Have you ever been in the check out line at the grocery store and seen packaged Mistletoe with white plastic berries? A familiar sight around Christmas, I was always intrigued about this plant but never knew much about it.
A recent trip to the coast of North Carolina opened my eyes to the stomping grounds of this interesting parasitic plant. Driving along the highway in December from the coast of North Carolina to Asheville on a long drive, I had plenty of opportunity to notice the native vegetation and I noticed large green clumps held high up in deciduous trees. Once the leaves drop, you are able to see large birds nests and other debris caught up in the bare branches and these leafy green balls stood out to me. I realized immediately that they must be Mistletoe and soon saw many of the evergreen balls dotted throughout the forest.
Botanically, Mistletoe is especially interesting because it is a partial parasite, a “hemiparasite”. Being a parasitic plant, it grows on the branches or trunk of a tree and actually sends out roots that penetrate into the tree and take up nutrients. But like any other plant, it can produce its own food by photosynthesis. There are two types of Mistletoe. The Mistletoe that is commonly used as a Christmas decoration (Phoradendron flavescens), is native to North America and grows as a parasite on trees in the west in central California, and the east coast. The other type of Mistletoe, Viscum album, is of European origin and very different from the North American, as it is a green shrub with small, yellow flowers and white, sticky berries which are poisonous like the American cousin.
One of the most magical, mysterious, and sacred plants of European folklore, Mistletoe was believed to bestow life and fertility, a protection against poison, as well as an aphrodisiac. Sacred to the ancient Celtic Druids, it was used in symbolic ceremonies. Gathered at both mid-summer and winter solstices, the custom of using Mistletoe to decorate houses at Christmas is a survival of the Druid and other pre-Christian traditions and has become associated with many folklore customs. In the Middle Ages, branches of mistletoe were hung from ceilings to ward off evil spirits and over house and stable doors to prevent the entrance of witches. These customs were brought to the new world with the immigration of Europeans and native Mistletoe, though a different variety, was here in abundance.

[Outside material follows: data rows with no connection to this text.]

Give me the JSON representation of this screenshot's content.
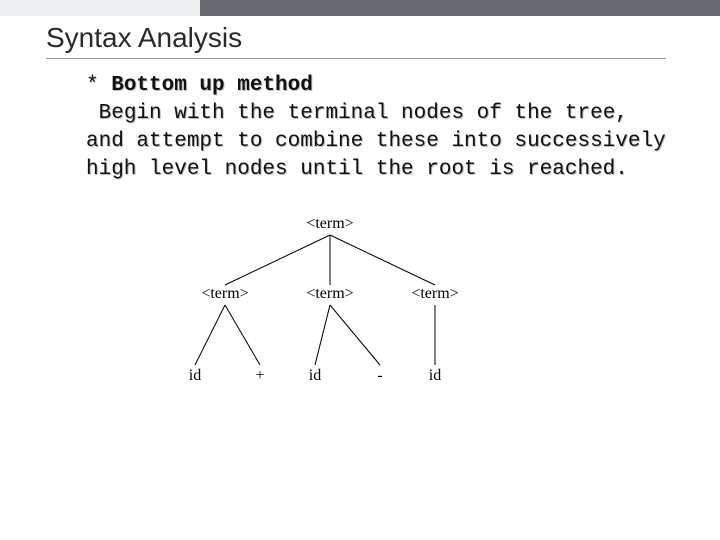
{
  "title": "Syntax Analysis",
  "bullet": "*",
  "heading": "Bottom up method",
  "body": "Begin with the terminal nodes of the tree, and attempt to combine these into successively high level nodes until the root is reached.",
  "tree": {
    "root": "<term>",
    "mid": [
      "<term>",
      "<term>",
      "<term>"
    ],
    "leaves": [
      "id",
      "+",
      "id",
      "-",
      "id"
    ]
  }
}
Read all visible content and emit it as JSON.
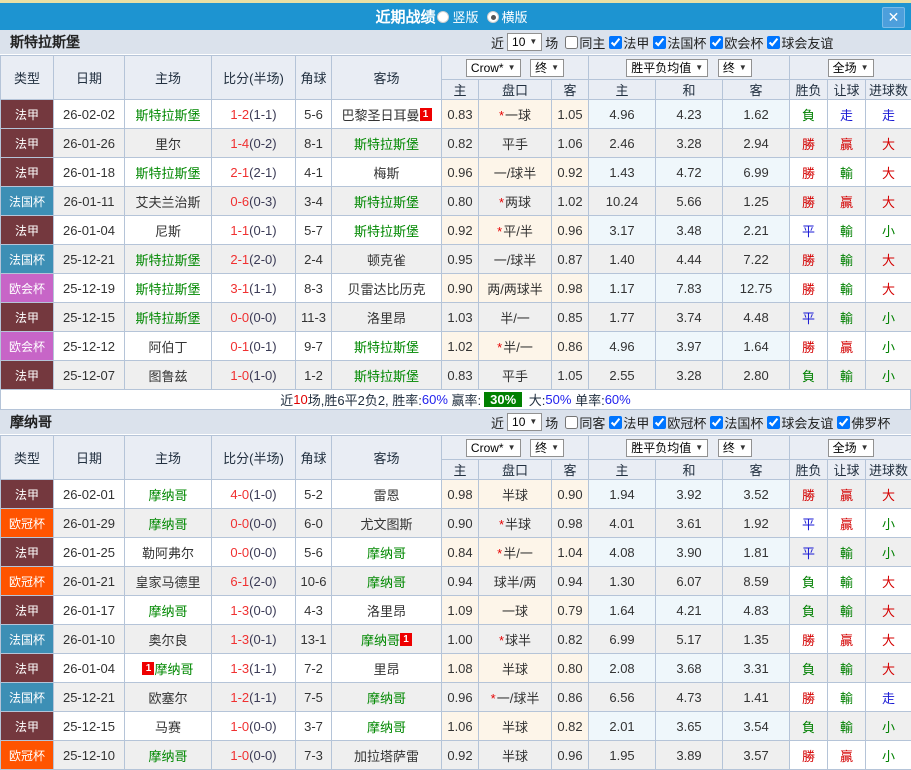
{
  "titlebar": {
    "title": "近期战绩",
    "radio_options": [
      {
        "label": "竖版",
        "selected": false
      },
      {
        "label": "横版",
        "selected": true
      }
    ],
    "close_icon": "✕"
  },
  "icons": {
    "caret": "▼"
  },
  "filters_common": {
    "recent_label": "近",
    "count": "10",
    "games_label": "场"
  },
  "table": {
    "main_columns": [
      "类型",
      "日期",
      "主场",
      "比分(半场)",
      "角球",
      "客场"
    ],
    "sub_columns": [
      "主",
      "盘口",
      "客",
      "主",
      "和",
      "客",
      "胜负",
      "让球",
      "进球数"
    ],
    "bookmaker": "Crow*",
    "odds_time": "终",
    "mean_type": "胜平负均值",
    "mean_time": "终",
    "scope": "全场"
  },
  "league_colors": {
    "法甲": "#74383E",
    "法国杯": "#3D8FB5",
    "欧会杯": "#C765C7",
    "欧冠杯": "#FF5400"
  },
  "result_colors": {
    "red": "#D40000",
    "blue": "#1A1AD4",
    "green": "#008000"
  },
  "sections": [
    {
      "team": "斯特拉斯堡",
      "same_label": "同主",
      "same_checked": false,
      "leagues": [
        "法甲",
        "法国杯",
        "欧会杯",
        "球会友谊"
      ],
      "rows": [
        {
          "league": "法甲",
          "date": "26-02-02",
          "home": "斯特拉斯堡",
          "home_hl": true,
          "score": "1-2",
          "half": "(1-1)",
          "corner": "5-6",
          "away": "巴黎圣日耳曼",
          "away_hl": false,
          "away_badge": "1",
          "odds_home": "0.83",
          "handicap": "一球",
          "handicap_star": true,
          "odds_away": "1.05",
          "mean_home": "4.96",
          "mean_draw": "4.23",
          "mean_away": "1.62",
          "res": [
            [
              "負",
              "green"
            ],
            [
              "走",
              "blue"
            ],
            [
              "走",
              "blue"
            ]
          ]
        },
        {
          "league": "法甲",
          "date": "26-01-26",
          "home": "里尔",
          "home_hl": false,
          "score": "1-4",
          "half": "(0-2)",
          "corner": "8-1",
          "away": "斯特拉斯堡",
          "away_hl": true,
          "odds_home": "0.82",
          "handicap": "平手",
          "handicap_star": false,
          "odds_away": "1.06",
          "mean_home": "2.46",
          "mean_draw": "3.28",
          "mean_away": "2.94",
          "res": [
            [
              "勝",
              "red"
            ],
            [
              "贏",
              "red"
            ],
            [
              "大",
              "red"
            ]
          ]
        },
        {
          "league": "法甲",
          "date": "26-01-18",
          "home": "斯特拉斯堡",
          "home_hl": true,
          "score": "2-1",
          "half": "(2-1)",
          "corner": "4-1",
          "away": "梅斯",
          "away_hl": false,
          "odds_home": "0.96",
          "handicap": "一/球半",
          "handicap_star": false,
          "odds_away": "0.92",
          "mean_home": "1.43",
          "mean_draw": "4.72",
          "mean_away": "6.99",
          "res": [
            [
              "勝",
              "red"
            ],
            [
              "輸",
              "green"
            ],
            [
              "大",
              "red"
            ]
          ]
        },
        {
          "league": "法国杯",
          "date": "26-01-11",
          "home": "艾夫兰治斯",
          "home_hl": false,
          "score": "0-6",
          "half": "(0-3)",
          "corner": "3-4",
          "away": "斯特拉斯堡",
          "away_hl": true,
          "odds_home": "0.80",
          "handicap": "两球",
          "handicap_star": true,
          "odds_away": "1.02",
          "mean_home": "10.24",
          "mean_draw": "5.66",
          "mean_away": "1.25",
          "res": [
            [
              "勝",
              "red"
            ],
            [
              "贏",
              "red"
            ],
            [
              "大",
              "red"
            ]
          ]
        },
        {
          "league": "法甲",
          "date": "26-01-04",
          "home": "尼斯",
          "home_hl": false,
          "score": "1-1",
          "half": "(0-1)",
          "corner": "5-7",
          "away": "斯特拉斯堡",
          "away_hl": true,
          "odds_home": "0.92",
          "handicap": "平/半",
          "handicap_star": true,
          "odds_away": "0.96",
          "mean_home": "3.17",
          "mean_draw": "3.48",
          "mean_away": "2.21",
          "res": [
            [
              "平",
              "blue"
            ],
            [
              "輸",
              "green"
            ],
            [
              "小",
              "green"
            ]
          ]
        },
        {
          "league": "法国杯",
          "date": "25-12-21",
          "home": "斯特拉斯堡",
          "home_hl": true,
          "score": "2-1",
          "half": "(2-0)",
          "corner": "2-4",
          "away": "顿克雀",
          "away_hl": false,
          "odds_home": "0.95",
          "handicap": "一/球半",
          "handicap_star": false,
          "odds_away": "0.87",
          "mean_home": "1.40",
          "mean_draw": "4.44",
          "mean_away": "7.22",
          "res": [
            [
              "勝",
              "red"
            ],
            [
              "輸",
              "green"
            ],
            [
              "大",
              "red"
            ]
          ]
        },
        {
          "league": "欧会杯",
          "date": "25-12-19",
          "home": "斯特拉斯堡",
          "home_hl": true,
          "score": "3-1",
          "half": "(1-1)",
          "corner": "8-3",
          "away": "贝雷达比历克",
          "away_hl": false,
          "odds_home": "0.90",
          "handicap": "两/两球半",
          "handicap_star": false,
          "odds_away": "0.98",
          "mean_home": "1.17",
          "mean_draw": "7.83",
          "mean_away": "12.75",
          "res": [
            [
              "勝",
              "red"
            ],
            [
              "輸",
              "green"
            ],
            [
              "大",
              "red"
            ]
          ]
        },
        {
          "league": "法甲",
          "date": "25-12-15",
          "home": "斯特拉斯堡",
          "home_hl": true,
          "score": "0-0",
          "half": "(0-0)",
          "corner": "11-3",
          "away": "洛里昂",
          "away_hl": false,
          "odds_home": "1.03",
          "handicap": "半/一",
          "handicap_star": false,
          "odds_away": "0.85",
          "mean_home": "1.77",
          "mean_draw": "3.74",
          "mean_away": "4.48",
          "res": [
            [
              "平",
              "blue"
            ],
            [
              "輸",
              "green"
            ],
            [
              "小",
              "green"
            ]
          ]
        },
        {
          "league": "欧会杯",
          "date": "25-12-12",
          "home": "阿伯丁",
          "home_hl": false,
          "score": "0-1",
          "half": "(0-1)",
          "corner": "9-7",
          "away": "斯特拉斯堡",
          "away_hl": true,
          "odds_home": "1.02",
          "handicap": "半/一",
          "handicap_star": true,
          "odds_away": "0.86",
          "mean_home": "4.96",
          "mean_draw": "3.97",
          "mean_away": "1.64",
          "res": [
            [
              "勝",
              "red"
            ],
            [
              "贏",
              "red"
            ],
            [
              "小",
              "green"
            ]
          ]
        },
        {
          "league": "法甲",
          "date": "25-12-07",
          "home": "图鲁兹",
          "home_hl": false,
          "score": "1-0",
          "half": "(1-0)",
          "corner": "1-2",
          "away": "斯特拉斯堡",
          "away_hl": true,
          "odds_home": "0.83",
          "handicap": "平手",
          "handicap_star": false,
          "odds_away": "1.05",
          "mean_home": "2.55",
          "mean_draw": "3.28",
          "mean_away": "2.80",
          "res": [
            [
              "負",
              "green"
            ],
            [
              "輸",
              "green"
            ],
            [
              "小",
              "green"
            ]
          ]
        }
      ],
      "summary_segments": [
        {
          "text": "近",
          "style": "plain"
        },
        {
          "text": "10",
          "style": "red"
        },
        {
          "text": "场,胜6平2负2, 胜率:",
          "style": "plain"
        },
        {
          "text": "60%",
          "style": "blue"
        },
        {
          "text": " 赢率:",
          "style": "plain"
        },
        {
          "text": "30%",
          "style": "chip"
        },
        {
          "text": " 大:",
          "style": "plain"
        },
        {
          "text": "50%",
          "style": "blue"
        },
        {
          "text": " 单率:",
          "style": "plain"
        },
        {
          "text": "60%",
          "style": "blue"
        }
      ]
    },
    {
      "team": "摩纳哥",
      "same_label": "同客",
      "same_checked": false,
      "leagues": [
        "法甲",
        "欧冠杯",
        "法国杯",
        "球会友谊",
        "佛罗杯"
      ],
      "rows": [
        {
          "league": "法甲",
          "date": "26-02-01",
          "home": "摩纳哥",
          "home_hl": true,
          "score": "4-0",
          "half": "(1-0)",
          "corner": "5-2",
          "away": "雷恩",
          "away_hl": false,
          "odds_home": "0.98",
          "handicap": "半球",
          "handicap_star": false,
          "odds_away": "0.90",
          "mean_home": "1.94",
          "mean_draw": "3.92",
          "mean_away": "3.52",
          "res": [
            [
              "勝",
              "red"
            ],
            [
              "贏",
              "red"
            ],
            [
              "大",
              "red"
            ]
          ]
        },
        {
          "league": "欧冠杯",
          "date": "26-01-29",
          "home": "摩纳哥",
          "home_hl": true,
          "score": "0-0",
          "half": "(0-0)",
          "corner": "6-0",
          "away": "尤文图斯",
          "away_hl": false,
          "odds_home": "0.90",
          "handicap": "半球",
          "handicap_star": true,
          "odds_away": "0.98",
          "mean_home": "4.01",
          "mean_draw": "3.61",
          "mean_away": "1.92",
          "res": [
            [
              "平",
              "blue"
            ],
            [
              "贏",
              "red"
            ],
            [
              "小",
              "green"
            ]
          ]
        },
        {
          "league": "法甲",
          "date": "26-01-25",
          "home": "勒阿弗尔",
          "home_hl": false,
          "score": "0-0",
          "half": "(0-0)",
          "corner": "5-6",
          "away": "摩纳哥",
          "away_hl": true,
          "odds_home": "0.84",
          "handicap": "半/一",
          "handicap_star": true,
          "odds_away": "1.04",
          "mean_home": "4.08",
          "mean_draw": "3.90",
          "mean_away": "1.81",
          "res": [
            [
              "平",
              "blue"
            ],
            [
              "輸",
              "green"
            ],
            [
              "小",
              "green"
            ]
          ]
        },
        {
          "league": "欧冠杯",
          "date": "26-01-21",
          "home": "皇家马德里",
          "home_hl": false,
          "score": "6-1",
          "half": "(2-0)",
          "corner": "10-6",
          "away": "摩纳哥",
          "away_hl": true,
          "odds_home": "0.94",
          "handicap": "球半/两",
          "handicap_star": false,
          "odds_away": "0.94",
          "mean_home": "1.30",
          "mean_draw": "6.07",
          "mean_away": "8.59",
          "res": [
            [
              "負",
              "green"
            ],
            [
              "輸",
              "green"
            ],
            [
              "大",
              "red"
            ]
          ]
        },
        {
          "league": "法甲",
          "date": "26-01-17",
          "home": "摩纳哥",
          "home_hl": true,
          "score": "1-3",
          "half": "(0-0)",
          "corner": "4-3",
          "away": "洛里昂",
          "away_hl": false,
          "odds_home": "1.09",
          "handicap": "一球",
          "handicap_star": false,
          "odds_away": "0.79",
          "mean_home": "1.64",
          "mean_draw": "4.21",
          "mean_away": "4.83",
          "res": [
            [
              "負",
              "green"
            ],
            [
              "輸",
              "green"
            ],
            [
              "大",
              "red"
            ]
          ]
        },
        {
          "league": "法国杯",
          "date": "26-01-10",
          "home": "奥尔良",
          "home_hl": false,
          "score": "1-3",
          "half": "(0-1)",
          "corner": "13-1",
          "away": "摩纳哥",
          "away_hl": true,
          "away_badge": "1",
          "odds_home": "1.00",
          "handicap": "球半",
          "handicap_star": true,
          "odds_away": "0.82",
          "mean_home": "6.99",
          "mean_draw": "5.17",
          "mean_away": "1.35",
          "res": [
            [
              "勝",
              "red"
            ],
            [
              "贏",
              "red"
            ],
            [
              "大",
              "red"
            ]
          ]
        },
        {
          "league": "法甲",
          "date": "26-01-04",
          "home": "摩纳哥",
          "home_hl": true,
          "home_badge": "1",
          "home_badge_pos": "before",
          "score": "1-3",
          "half": "(1-1)",
          "corner": "7-2",
          "away": "里昂",
          "away_hl": false,
          "odds_home": "1.08",
          "handicap": "半球",
          "handicap_star": false,
          "odds_away": "0.80",
          "mean_home": "2.08",
          "mean_draw": "3.68",
          "mean_away": "3.31",
          "res": [
            [
              "負",
              "green"
            ],
            [
              "輸",
              "green"
            ],
            [
              "大",
              "red"
            ]
          ]
        },
        {
          "league": "法国杯",
          "date": "25-12-21",
          "home": "欧塞尔",
          "home_hl": false,
          "score": "1-2",
          "half": "(1-1)",
          "corner": "7-5",
          "away": "摩纳哥",
          "away_hl": true,
          "odds_home": "0.96",
          "handicap": "一/球半",
          "handicap_star": true,
          "odds_away": "0.86",
          "mean_home": "6.56",
          "mean_draw": "4.73",
          "mean_away": "1.41",
          "res": [
            [
              "勝",
              "red"
            ],
            [
              "輸",
              "green"
            ],
            [
              "走",
              "blue"
            ]
          ]
        },
        {
          "league": "法甲",
          "date": "25-12-15",
          "home": "马赛",
          "home_hl": false,
          "score": "1-0",
          "half": "(0-0)",
          "corner": "3-7",
          "away": "摩纳哥",
          "away_hl": true,
          "odds_home": "1.06",
          "handicap": "半球",
          "handicap_star": false,
          "odds_away": "0.82",
          "mean_home": "2.01",
          "mean_draw": "3.65",
          "mean_away": "3.54",
          "res": [
            [
              "負",
              "green"
            ],
            [
              "輸",
              "green"
            ],
            [
              "小",
              "green"
            ]
          ]
        },
        {
          "league": "欧冠杯",
          "date": "25-12-10",
          "home": "摩纳哥",
          "home_hl": true,
          "score": "1-0",
          "half": "(0-0)",
          "corner": "7-3",
          "away": "加拉塔萨雷",
          "away_hl": false,
          "odds_home": "0.92",
          "handicap": "半球",
          "handicap_star": false,
          "odds_away": "0.96",
          "mean_home": "1.95",
          "mean_draw": "3.89",
          "mean_away": "3.57",
          "res": [
            [
              "勝",
              "red"
            ],
            [
              "贏",
              "red"
            ],
            [
              "小",
              "green"
            ]
          ]
        }
      ],
      "summary_segments": null
    }
  ]
}
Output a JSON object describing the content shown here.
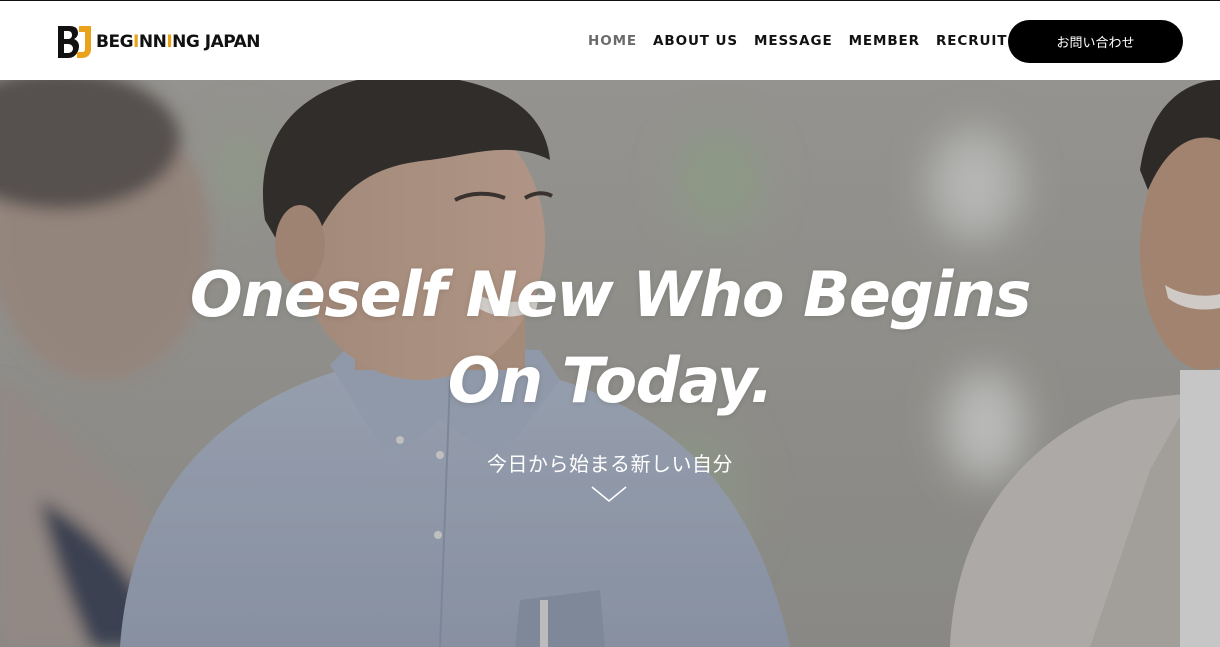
{
  "header": {
    "logo": {
      "mark": "BJ",
      "text_parts": [
        "BEG",
        "I",
        "NN",
        "I",
        "NG JAPAN"
      ]
    },
    "nav": [
      {
        "label": "HOME",
        "active": true
      },
      {
        "label": "ABOUT US",
        "active": false
      },
      {
        "label": "MESSAGE",
        "active": false
      },
      {
        "label": "MEMBER",
        "active": false
      },
      {
        "label": "RECRUIT",
        "active": false
      }
    ],
    "contact_button": "お問い合わせ"
  },
  "hero": {
    "title_line1": "Oneself New Who Begins",
    "title_line2": "On Today.",
    "subtitle": "今日から始まる新しい自分",
    "scroll_icon": "chevron-down-icon"
  },
  "colors": {
    "accent": "#e9a21a",
    "text": "#111111",
    "button_bg": "#000000",
    "nav_active": "#6b6b6b"
  }
}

Mistletoe is found in a variety of deciduous trees throughout the U.S., in plant hardiness zone 6b through 11. I live in zone 6b in Maryland, so Mistletoe could be found here! And in fact, according to the Washington Post, in nearby Alexandria, Virginia, an 18″ diameter ball of Mistletoe lives in a tree only four-foot high off the ground! Hardy as far north as New Jersey, its preferred habitat is tidewater areas, thus my sightings on the North Carolina coast. Most of the Mistletoe sold on the East Coast during the holidays is collected from North Carolina. Botanists have noticed a march northwards as well as more abundant specimens which they attribute to climate change or global warming.
Bright green oval leaves approximately 1 inch long and one-half inch across line waxy bright green stems up to 20 inches long, make Mistletoe an attractive plant. Bright green male or female flowers bloom in fall, followed by white berries in winter. Containing oxalic acid, Mistletoe can be toxic to some animals, including humans. Birds consume the berries, excrete the seeds which fall onto other suitable host trees. Once germinated, root tendrils penetrate the bark and start forming the typical clump of evergreen foliage. These clumps can reach five feet in diameter and weigh up to 50 pounds. Since Mistletoe is a parasite, a large population of Mistletoe plants on a tree will weaken it and hasten its demise.
But the plants are important to wildlife and as well as to humans. Extracts from Mistletoe are used to combat colon cancer that are more effective than chemotherapy. Mistletoe-killed trees provide nesting sites for cavity dwelling mammals and birds. And the living clumps of Mistletoe provide shelter for many birds. Three kinds of U.S. butterflies depend on mistletoe for survival: the great purple hairstreak, the thicket hairstreak and the Johnson’s hairstreak. These butterflies lay eggs on Mistletoe, and their young eat the leaves. The adults of all three species feed on Mistletoe nectar, as do some species of native bees.
The kissing custom may date to at least the 1500s in Europe. It was practiced in the early United States and each time a couple kissed under a Mistletoe sprig, they removed one of the white berries. When the berries were all gone, so was the sprig’s kissing power.
Finding Mistletoe at a local North Carolina farmers market, I snatched several bunches to take home with me for decorations. I asked the farmer who was selling the bunches how he could harvest the clumps high in the tree and he told me that he shoots them down with a shotgun! Thinking he was joking, I talked with others at the market and they confirmed this. Rarely is Mistletoe found at an accessible height and I had no idea shooting was an option.
Making a Kissable Mistletoe Ball
Start with a moss-covered ball of oasis